### TASK OBJECTIVE
Search the entries below. Return every line that has "JSON" in it.

### SUPPLIED DATA
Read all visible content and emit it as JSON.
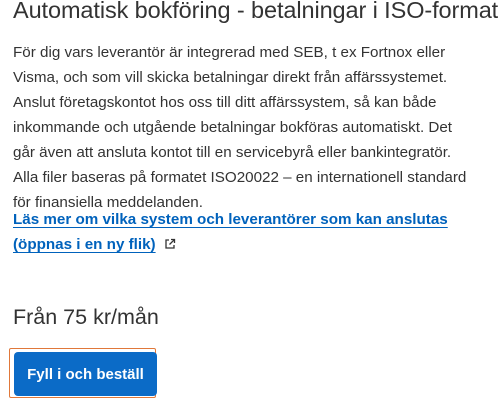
{
  "product": {
    "title": "Automatisk bokföring - betalningar i ISO-format",
    "description_lines": [
      "För dig vars leverantör är integrerad med SEB, t ex Fortnox eller",
      "Visma, och som vill skicka betalningar direkt från affärssystemet.",
      "Anslut företagskontot hos oss till ditt affärssystem, så kan både",
      "inkommande och utgående betalningar bokföras automatiskt. Det",
      "går även att ansluta kontot till en servicebyrå eller bankintegratör.",
      "Alla filer baseras på formatet ISO20022 – en internationell standard",
      "för finansiella meddelanden."
    ],
    "read_more_lines": [
      "Läs mer om vilka system och leverantörer som kan anslutas",
      "(öppnas i en ny flik)"
    ],
    "read_more_icon": "external-link-icon",
    "price": "Från 75 kr/mån",
    "order_button_label": "Fyll i och beställ"
  },
  "colors": {
    "text": "#333333",
    "link": "#0062bc",
    "button_bg": "#0b6bc7",
    "focus_ring": "#e0783a"
  }
}
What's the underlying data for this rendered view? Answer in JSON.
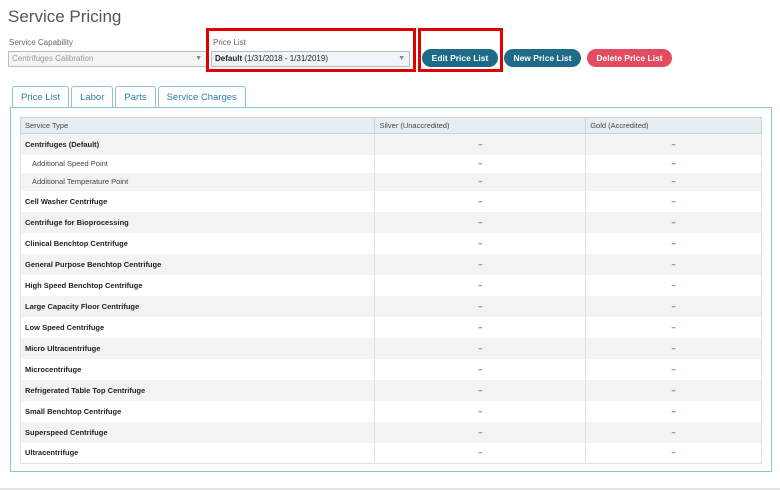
{
  "page": {
    "title": "Service Pricing"
  },
  "filters": {
    "capability_label": "Service Capability",
    "capability_value": "Centrifuges Calibration",
    "pricelist_label": "Price List",
    "pricelist_value_bold": "Default",
    "pricelist_value_range": "(1/31/2018 - 1/31/2019)"
  },
  "actions": {
    "edit_label": "Edit Price List",
    "new_label": "New Price List",
    "delete_label": "Delete Price List"
  },
  "tabs": [
    {
      "label": "Price List",
      "active": true
    },
    {
      "label": "Labor",
      "active": false
    },
    {
      "label": "Parts",
      "active": false
    },
    {
      "label": "Service Charges",
      "active": false
    }
  ],
  "table": {
    "headers": [
      "Service Type",
      "Silver (Unaccredited)",
      "Gold (Accredited)"
    ],
    "rows": [
      {
        "name": "Centrifuges (Default)",
        "kind": "main",
        "silver": "–",
        "gold": "–"
      },
      {
        "name": "Additional Speed Point",
        "kind": "sub",
        "silver": "–",
        "gold": "–"
      },
      {
        "name": "Additional Temperature Point",
        "kind": "sub",
        "silver": "–",
        "gold": "–"
      },
      {
        "name": "Cell Washer Centrifuge",
        "kind": "main",
        "silver": "–",
        "gold": "–"
      },
      {
        "name": "Centrifuge for Bioprocessing",
        "kind": "main",
        "silver": "–",
        "gold": "–"
      },
      {
        "name": "Clinical Benchtop Centrifuge",
        "kind": "main",
        "silver": "–",
        "gold": "–"
      },
      {
        "name": "General Purpose Benchtop Centrifuge",
        "kind": "main",
        "silver": "–",
        "gold": "–"
      },
      {
        "name": "High Speed Benchtop Centrifuge",
        "kind": "main",
        "silver": "–",
        "gold": "–"
      },
      {
        "name": "Large Capacity Floor Centrifuge",
        "kind": "main",
        "silver": "–",
        "gold": "–"
      },
      {
        "name": "Low Speed Centrifuge",
        "kind": "main",
        "silver": "–",
        "gold": "–"
      },
      {
        "name": "Micro Ultracentrifuge",
        "kind": "main",
        "silver": "–",
        "gold": "–"
      },
      {
        "name": "Microcentrifuge",
        "kind": "main",
        "silver": "–",
        "gold": "–"
      },
      {
        "name": "Refrigerated Table Top Centrifuge",
        "kind": "main",
        "silver": "–",
        "gold": "–"
      },
      {
        "name": "Small Benchtop Centrifuge",
        "kind": "main",
        "silver": "–",
        "gold": "–"
      },
      {
        "name": "Superspeed Centrifuge",
        "kind": "main",
        "silver": "–",
        "gold": "–"
      },
      {
        "name": "Ultracentrifuge",
        "kind": "main",
        "silver": "–",
        "gold": "–"
      }
    ]
  },
  "colors": {
    "primary_button": "#1f6b87",
    "danger_button": "#e34b5e",
    "highlight_outline": "#e00000",
    "tab_accent": "#2a7fa8"
  }
}
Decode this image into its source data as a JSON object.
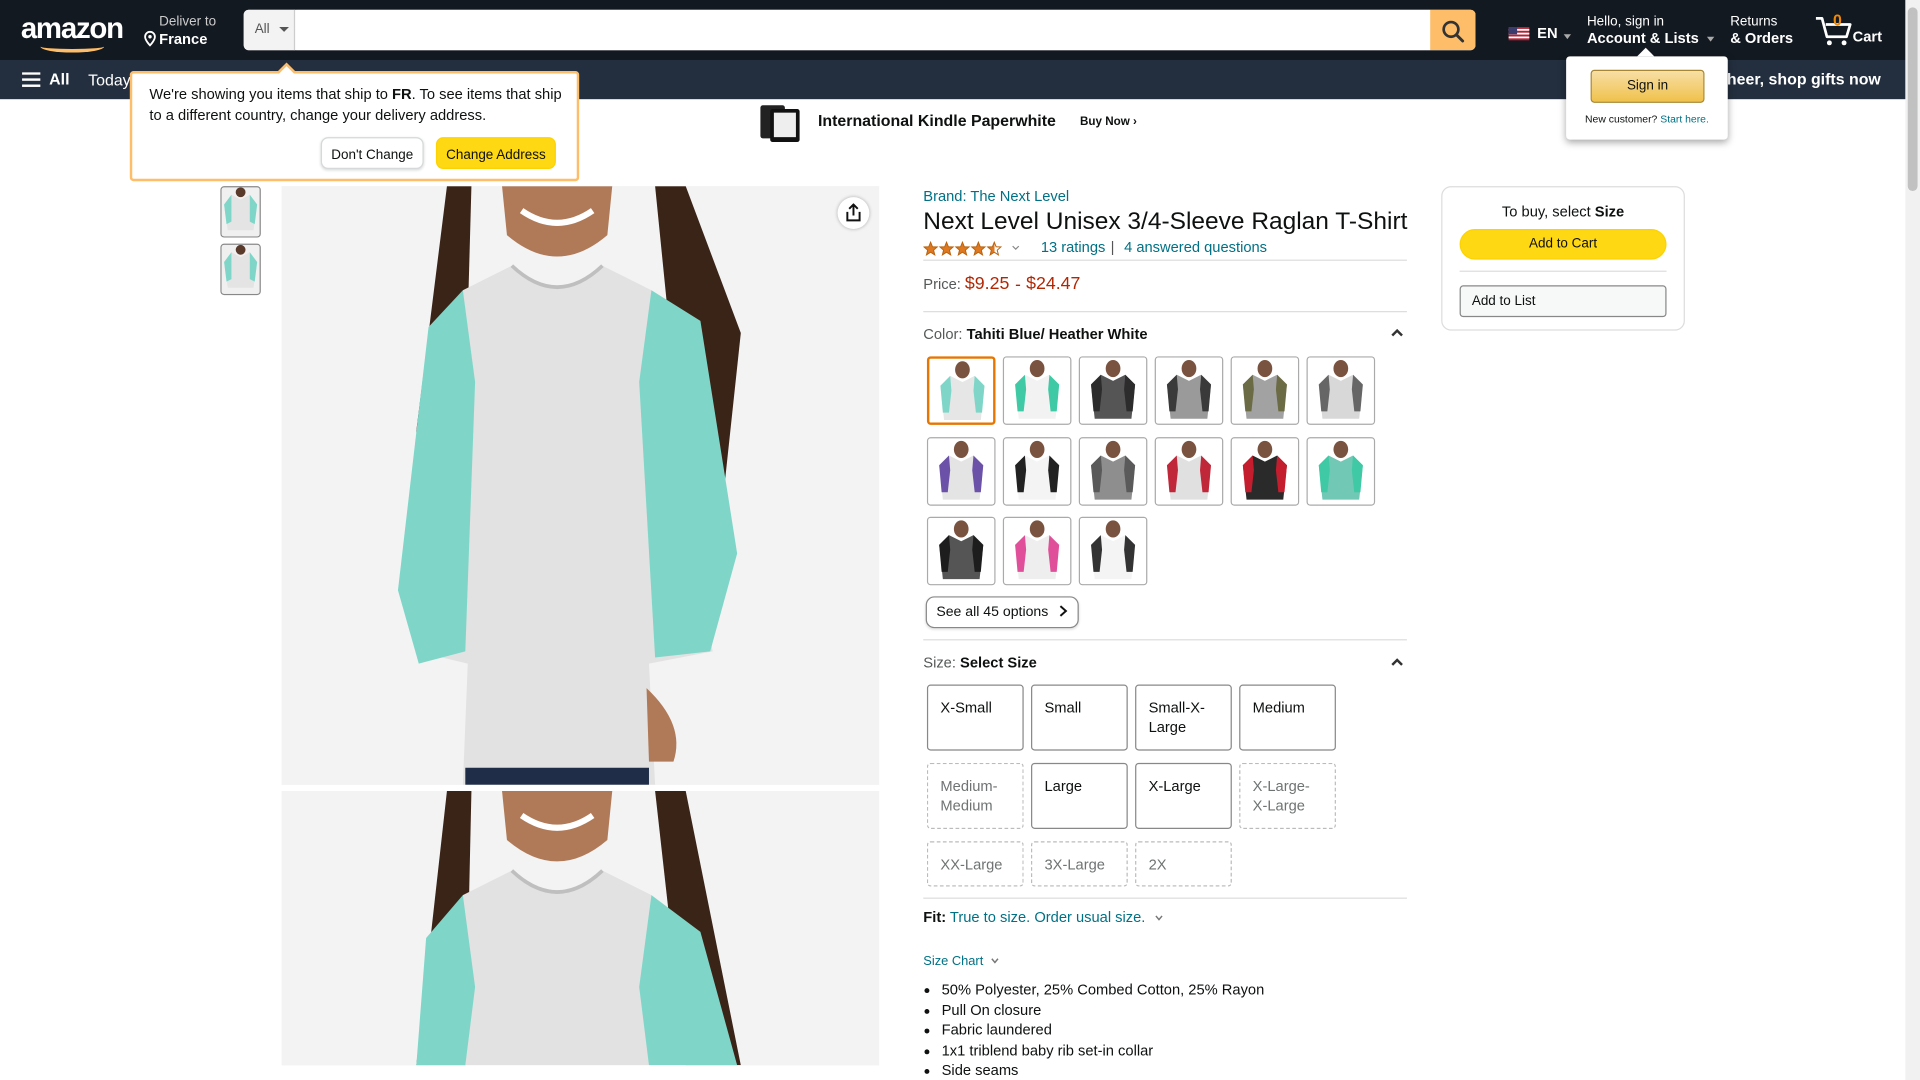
{
  "header": {
    "logo": "amazon",
    "deliver_label": "Deliver to",
    "deliver_country": "France",
    "search_category": "All",
    "search_placeholder": "",
    "language": "EN",
    "account_greeting": "Hello, sign in",
    "account_label": "Account & Lists",
    "returns_label": "Returns",
    "orders_label": "& Orders",
    "cart_count": "0",
    "cart_label": "Cart"
  },
  "nav": {
    "all_label": "All",
    "today_label": "Today's",
    "promo": "e cheer, shop gifts now"
  },
  "banner": {
    "title": "International Kindle Paperwhite",
    "cta": "Buy Now ›"
  },
  "delivery_popover": {
    "text_before": "We're showing you items that ship to ",
    "country_code": "FR",
    "text_after": ". To see items that ship to a different country, change your delivery address.",
    "dont_change": "Don't Change",
    "change_address": "Change Address"
  },
  "signin_popover": {
    "button": "Sign in",
    "new_customer": "New customer?",
    "start_here": "Start here."
  },
  "product": {
    "brand": "Brand: The Next Level",
    "title": "Next Level Unisex 3/4-Sleeve Raglan T-Shirt",
    "rating": 4.5,
    "ratings_count": "13 ratings",
    "separator": "|",
    "questions": "4 answered questions",
    "price_label": "Price:",
    "price_low": "$9.25",
    "price_dash": "-",
    "price_high": "$24.47",
    "color_label": "Color:",
    "color_value": "Tahiti Blue/ Heather White",
    "see_all": "See all 45 options",
    "size_label": "Size:",
    "size_value": "Select Size",
    "sizes": [
      {
        "label": "X-Small",
        "available": true
      },
      {
        "label": "Small",
        "available": true
      },
      {
        "label": "Small-X-Large",
        "available": true
      },
      {
        "label": "Medium",
        "available": true
      },
      {
        "label": "Medium-Medium",
        "available": false
      },
      {
        "label": "Large",
        "available": true
      },
      {
        "label": "X-Large",
        "available": true
      },
      {
        "label": "X-Large-X-Large",
        "available": false
      },
      {
        "label": "XX-Large",
        "available": false
      },
      {
        "label": "3X-Large",
        "available": false
      },
      {
        "label": "2X",
        "available": false
      }
    ],
    "fit_label": "Fit:",
    "fit_value": "True to size. Order usual size.",
    "size_chart": "Size Chart",
    "bullets": [
      "50% Polyester, 25% Combed Cotton, 25% Rayon",
      "Pull On closure",
      "Fabric laundered",
      "1x1 triblend baby rib set-in collar",
      "Side seams"
    ]
  },
  "swatches": [
    {
      "sleeve": "#7fd6c8",
      "body": "#e6e6e6",
      "selected": true
    },
    {
      "sleeve": "#3fc9a4",
      "body": "#f2f2f2",
      "selected": false
    },
    {
      "sleeve": "#2c2c2c",
      "body": "#555555",
      "selected": false
    },
    {
      "sleeve": "#3a3a3a",
      "body": "#9a9a9a",
      "selected": false
    },
    {
      "sleeve": "#6b6b45",
      "body": "#a2a2a2",
      "selected": false
    },
    {
      "sleeve": "#666666",
      "body": "#d8d8d8",
      "selected": false
    },
    {
      "sleeve": "#6b52a8",
      "body": "#e4e4e4",
      "selected": false
    },
    {
      "sleeve": "#222222",
      "body": "#f4f4f4",
      "selected": false
    },
    {
      "sleeve": "#5a5a5a",
      "body": "#8e8e8e",
      "selected": false
    },
    {
      "sleeve": "#c0283a",
      "body": "#e0e0e0",
      "selected": false
    },
    {
      "sleeve": "#c41e2e",
      "body": "#2a2a2a",
      "selected": false
    },
    {
      "sleeve": "#3fc9a4",
      "body": "#70c8b5",
      "selected": false
    },
    {
      "sleeve": "#1d1d1d",
      "body": "#555555",
      "selected": false
    },
    {
      "sleeve": "#e0509a",
      "body": "#eeeeee",
      "selected": false
    },
    {
      "sleeve": "#333333",
      "body": "#f4f4f4",
      "selected": false
    }
  ],
  "buy_box": {
    "to_buy_prefix": "To buy, select ",
    "to_buy_field": "Size",
    "add_to_cart": "Add to Cart",
    "add_to_list": "Add to List"
  },
  "colors": {
    "header_bg": "#131921",
    "nav_bg": "#232f3e",
    "search_btn": "#febd69",
    "price": "#b12704",
    "link": "#007185",
    "star": "#de7921",
    "cart_yellow": "#ffd814",
    "selected_border": "#e77600"
  }
}
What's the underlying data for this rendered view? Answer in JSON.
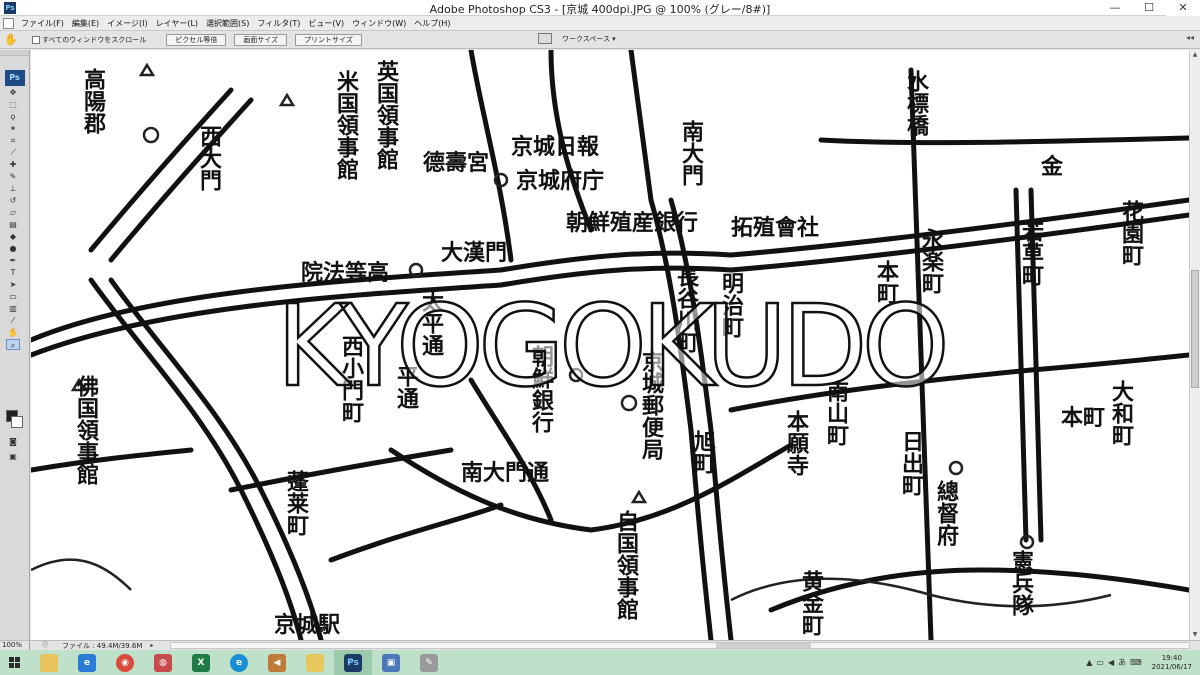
{
  "window": {
    "app_badge": "Ps",
    "title": "Adobe Photoshop CS3 - [京城 400dpi.JPG @ 100% (グレー/8#)]",
    "minimize": "—",
    "maximize": "☐",
    "close": "✕"
  },
  "menu": {
    "items": [
      "ファイル(F)",
      "編集(E)",
      "イメージ(I)",
      "レイヤー(L)",
      "選択範囲(S)",
      "フィルタ(T)",
      "ビュー(V)",
      "ウィンドウ(W)",
      "ヘルプ(H)"
    ]
  },
  "options": {
    "scroll_all_label": "すべてのウィンドウをスクロール",
    "btn_actual_pixels": "ピクセル等倍",
    "btn_fit_screen": "画面サイズ",
    "btn_print_size": "プリントサイズ",
    "workspace_label": "ワークスペース ▾"
  },
  "tools": {
    "logo": "Ps"
  },
  "document": {
    "watermark": "KYOGOKUDO",
    "map_labels": [
      "高陽郡",
      "英国領事館",
      "米国領事館",
      "京城日報",
      "京城府庁",
      "西大門",
      "德壽宮",
      "院法等高",
      "大漢門",
      "朝鮮殖産銀行",
      "拓殖會社",
      "明治町",
      "花園町",
      "若草町",
      "金",
      "水標橋",
      "南大門",
      "長谷川町",
      "本町",
      "永楽町",
      "朝鮮銀行",
      "京城郵便局",
      "南大門通",
      "佛国領事館",
      "本願寺",
      "南山町",
      "日出町",
      "總督府",
      "憲兵隊",
      "旭町",
      "大和町",
      "本町",
      "自国領事館",
      "京城駅",
      "蓬莱町",
      "平通",
      "西小門町",
      "太平通",
      "黄金町"
    ]
  },
  "status": {
    "zoom": "100%",
    "file_info": "ファイル : 49.4M/39.6M"
  },
  "taskbar": {
    "clock_time": "19:40",
    "clock_date": "2021/06/17"
  }
}
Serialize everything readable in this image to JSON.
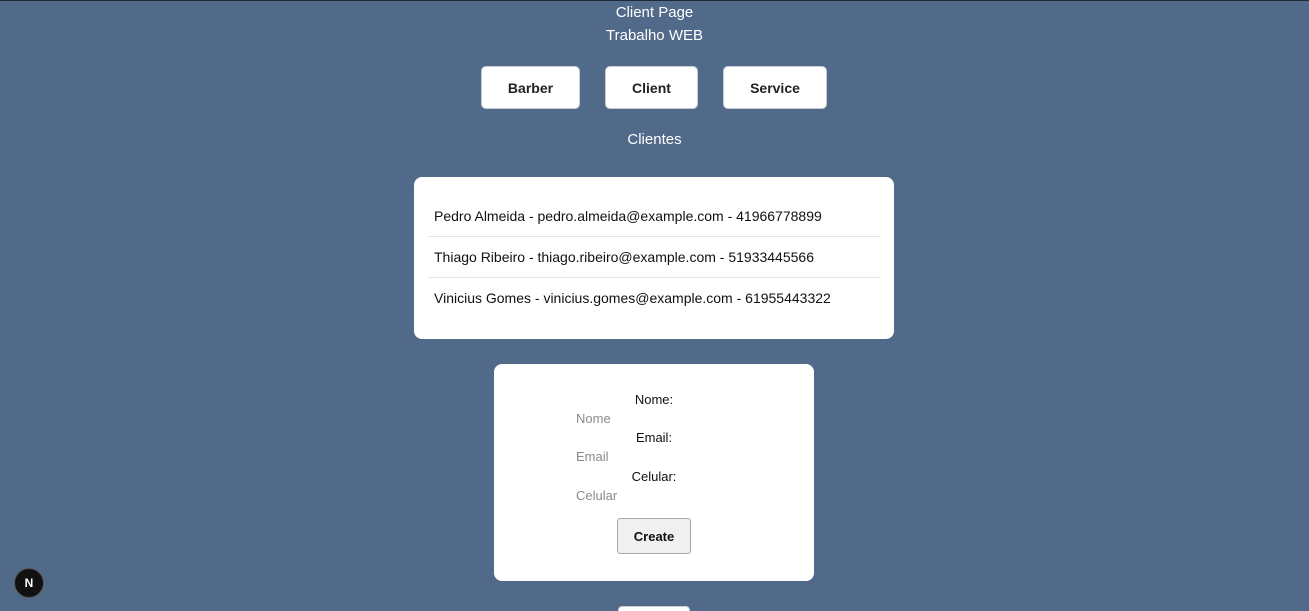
{
  "header": {
    "title": "Client Page",
    "subtitle": "Trabalho WEB"
  },
  "nav": {
    "barber_label": "Barber",
    "client_label": "Client",
    "service_label": "Service"
  },
  "clients_section": {
    "title": "Clientes",
    "items": [
      "Pedro Almeida - pedro.almeida@example.com - 41966778899",
      "Thiago Ribeiro - thiago.ribeiro@example.com - 51933445566",
      "Vinicius Gomes - vinicius.gomes@example.com - 61955443322"
    ]
  },
  "form": {
    "name_label": "Nome:",
    "name_placeholder": "Nome",
    "name_value": "",
    "email_label": "Email:",
    "email_placeholder": "Email",
    "email_value": "",
    "phone_label": "Celular:",
    "phone_placeholder": "Celular",
    "phone_value": "",
    "create_label": "Create"
  },
  "dev_badge": {
    "letter": "N",
    "icon": "nextjs-icon"
  },
  "colors": {
    "background": "#526a89",
    "card": "#ffffff",
    "text_light": "#ffffff",
    "text_dark": "#111111"
  }
}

### RESULT
Read all visible content and emit it as JSON.
What's the underlying data for this rendered view? Answer in JSON.
Decode this image into its source data as a JSON object.
What's the underlying data for this rendered view? Answer in JSON.
Serialize everything readable in this image to JSON.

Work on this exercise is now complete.